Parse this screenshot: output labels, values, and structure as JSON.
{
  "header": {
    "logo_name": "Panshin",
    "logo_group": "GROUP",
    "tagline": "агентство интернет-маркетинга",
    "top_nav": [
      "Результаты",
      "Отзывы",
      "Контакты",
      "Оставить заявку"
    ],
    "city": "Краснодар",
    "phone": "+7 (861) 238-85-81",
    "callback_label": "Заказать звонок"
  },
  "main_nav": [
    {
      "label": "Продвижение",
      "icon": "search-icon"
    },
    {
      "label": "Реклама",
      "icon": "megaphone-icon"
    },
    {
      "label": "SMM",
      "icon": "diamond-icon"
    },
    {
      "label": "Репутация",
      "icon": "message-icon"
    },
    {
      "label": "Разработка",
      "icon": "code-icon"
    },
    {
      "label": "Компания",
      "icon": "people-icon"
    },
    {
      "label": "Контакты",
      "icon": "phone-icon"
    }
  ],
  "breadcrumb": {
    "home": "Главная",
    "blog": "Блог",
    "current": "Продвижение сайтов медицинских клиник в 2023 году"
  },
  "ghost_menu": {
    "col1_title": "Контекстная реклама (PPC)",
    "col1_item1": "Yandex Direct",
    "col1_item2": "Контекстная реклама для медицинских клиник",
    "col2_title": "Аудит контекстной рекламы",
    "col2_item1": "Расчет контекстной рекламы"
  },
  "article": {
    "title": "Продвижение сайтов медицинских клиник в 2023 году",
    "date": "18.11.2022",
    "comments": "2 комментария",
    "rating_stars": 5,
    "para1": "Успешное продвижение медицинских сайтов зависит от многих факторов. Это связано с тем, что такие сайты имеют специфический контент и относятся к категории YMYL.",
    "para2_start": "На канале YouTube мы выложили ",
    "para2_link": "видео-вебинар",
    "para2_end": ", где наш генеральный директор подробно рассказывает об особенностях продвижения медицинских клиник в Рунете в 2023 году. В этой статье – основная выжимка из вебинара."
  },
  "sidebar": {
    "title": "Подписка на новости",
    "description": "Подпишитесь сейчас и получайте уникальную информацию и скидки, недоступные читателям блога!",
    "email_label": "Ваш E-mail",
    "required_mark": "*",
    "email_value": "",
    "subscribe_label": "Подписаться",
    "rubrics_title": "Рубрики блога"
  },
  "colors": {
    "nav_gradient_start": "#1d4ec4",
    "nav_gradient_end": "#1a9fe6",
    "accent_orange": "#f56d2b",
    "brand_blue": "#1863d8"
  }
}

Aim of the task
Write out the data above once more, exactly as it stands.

Answer box
Parse this screenshot: output labels, values, and structure as JSON.
{
  "header": {
    "logo_name": "Panshin",
    "logo_group": "GROUP",
    "tagline": "агентство интернет-маркетинга",
    "top_nav": [
      "Результаты",
      "Отзывы",
      "Контакты",
      "Оставить заявку"
    ],
    "city": "Краснодар",
    "phone": "+7 (861) 238-85-81",
    "callback_label": "Заказать звонок"
  },
  "main_nav": [
    {
      "label": "Продвижение",
      "icon": "search-icon"
    },
    {
      "label": "Реклама",
      "icon": "megaphone-icon"
    },
    {
      "label": "SMM",
      "icon": "diamond-icon"
    },
    {
      "label": "Репутация",
      "icon": "message-icon"
    },
    {
      "label": "Разработка",
      "icon": "code-icon"
    },
    {
      "label": "Компания",
      "icon": "people-icon"
    },
    {
      "label": "Контакты",
      "icon": "phone-icon"
    }
  ],
  "breadcrumb": {
    "home": "Главная",
    "blog": "Блог",
    "current": "Продвижение сайтов медицинских клиник в 2023 году"
  },
  "ghost_menu": {
    "col1_title": "Контекстная реклама (PPC)",
    "col1_item1": "Yandex Direct",
    "col1_item2": "Контекстная реклама для медицинских клиник",
    "col2_title": "Аудит контекстной рекламы",
    "col2_item1": "Расчет контекстной рекламы"
  },
  "article": {
    "title": "Продвижение сайтов медицинских клиник в 2023 году",
    "date": "18.11.2022",
    "comments": "2 комментария",
    "rating_stars": 5,
    "para1": "Успешное продвижение медицинских сайтов зависит от многих факторов. Это связано с тем, что такие сайты имеют специфический контент и относятся к категории YMYL.",
    "para2_start": "На канале YouTube мы выложили ",
    "para2_link": "видео-вебинар",
    "para2_end": ", где наш генеральный директор подробно рассказывает об особенностях продвижения медицинских клиник в Рунете в 2023 году. В этой статье – основная выжимка из вебинара."
  },
  "sidebar": {
    "title": "Подписка на новости",
    "description": "Подпишитесь сейчас и получайте уникальную информацию и скидки, недоступные читателям блога!",
    "email_label": "Ваш E-mail",
    "required_mark": "*",
    "email_value": "",
    "subscribe_label": "Подписаться",
    "rubrics_title": "Рубрики блога"
  },
  "colors": {
    "nav_gradient_start": "#1d4ec4",
    "nav_gradient_end": "#1a9fe6",
    "accent_orange": "#f56d2b",
    "brand_blue": "#1863d8"
  }
}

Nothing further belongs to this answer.